Kudos to the initiative in the city of opening up streets to outdoor dining to help our local restaurant industry as coronavirus restrictions keep many indoor areas to 50% capacity. Known as “Dining on the Spot,” the program repurposes some roads in the downtown area to accommodate recreation and outdoor dining with safe physical distancing.
This is a collaborative new effort by West Palm Beach Downtown Development Authority (DDA), the West Palm Beach Community Redevelopment Agency (CRA) and the City of West Palm Beach to give everyone more room to succeed.
“Dining on the Spot” allows the service areas for Downtown restaurants to extend beyond traditional café seating onto Downtown streets, into parking lots, and into alleyways for pedestrians and patrons to enjoy.

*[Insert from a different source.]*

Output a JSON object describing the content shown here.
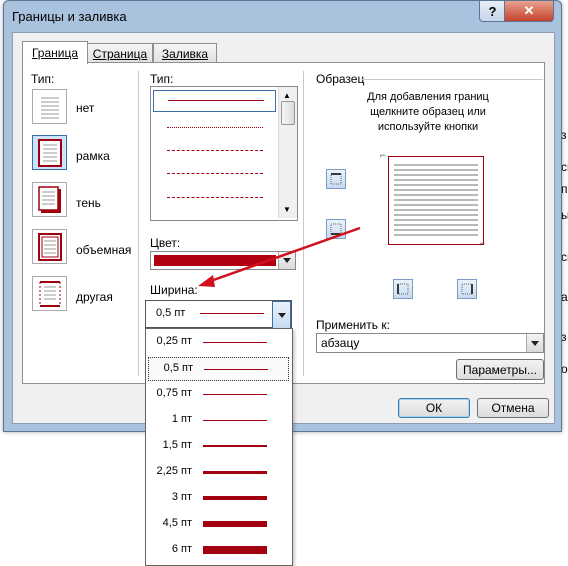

The program also provides funding for the furnishings, any required leases, and management of the dining spaces. Open dining spaces allow for small groups or members of the same household to enjoy a restaurant meal while following CDC guidelines of six feet distance between guests. For most restaurants, it is not financially feasible to operate at 25 or 50 percent capacity. This innovative program turns the outdoor space into an open-air café and gives eateries additional seating capacity to generate the level of revenue they need to get them back up and running in a profitable manner.
“We started working on this idea as soon as it became clear that the virus would remain a danger for many months, and re-opening the economy was becoming more urgent every day,” said West Palm Beach Mayor Keith James, whose COVID-19 Response Taskforce spearheaded the Dining on the Spot initiative. “This is one of the ways that thinking outside the box can deliver immediate relief from the COVID-related constraints for one of the foundational sectors of the Downtown business community and attract people – in safe numbers – back to our businesses.”
“Dining on the Spot” is being rolled out in phases.
The first locations are the 200 block of Clematis Street, 100 block of Datura Street, 100 North Clematis Street, and in the passageway behind Field of Greens in the 400 block.
The plan will also accommodate expansions of seating for restaurants in the 300 block of Clematis, and additionally in the newly refurbished alley that runs parallel to Clematis Street’s 300 block, as well as the alley on the north side of the 500 block, which is currently under construction. Other areas under consideration for closure to pedestrian-only are the CityZen Garden on Datura Street and Dixie Highway and the Alexander Art Park at Fern and Dixie Highway.
“We’ll be able to seat around 350 people safely on the 200 block of Clematis Street alone,” said DDA Executive Director Raphael Clemente. “In addition to the tables, chairs, and umbrellas, we will be adding trashcans, hand sanitizer areas, and creating a centralized sidewalk within the road closure area for both safety and enjoyment.”
“Dining on the Spot” locations are open from 11 a.m. until 10 p.m. and available to dining patrons only, and require regular cleaning protocols on a set schedule, table reservations to prevent waiting lines.
Opening up streets to new uses creates more room for people to be outside to support local businesses without overcrowding. For more information on the Dining on the Spot program, please visit DowntownWPB.com/DiningOnTheSpot.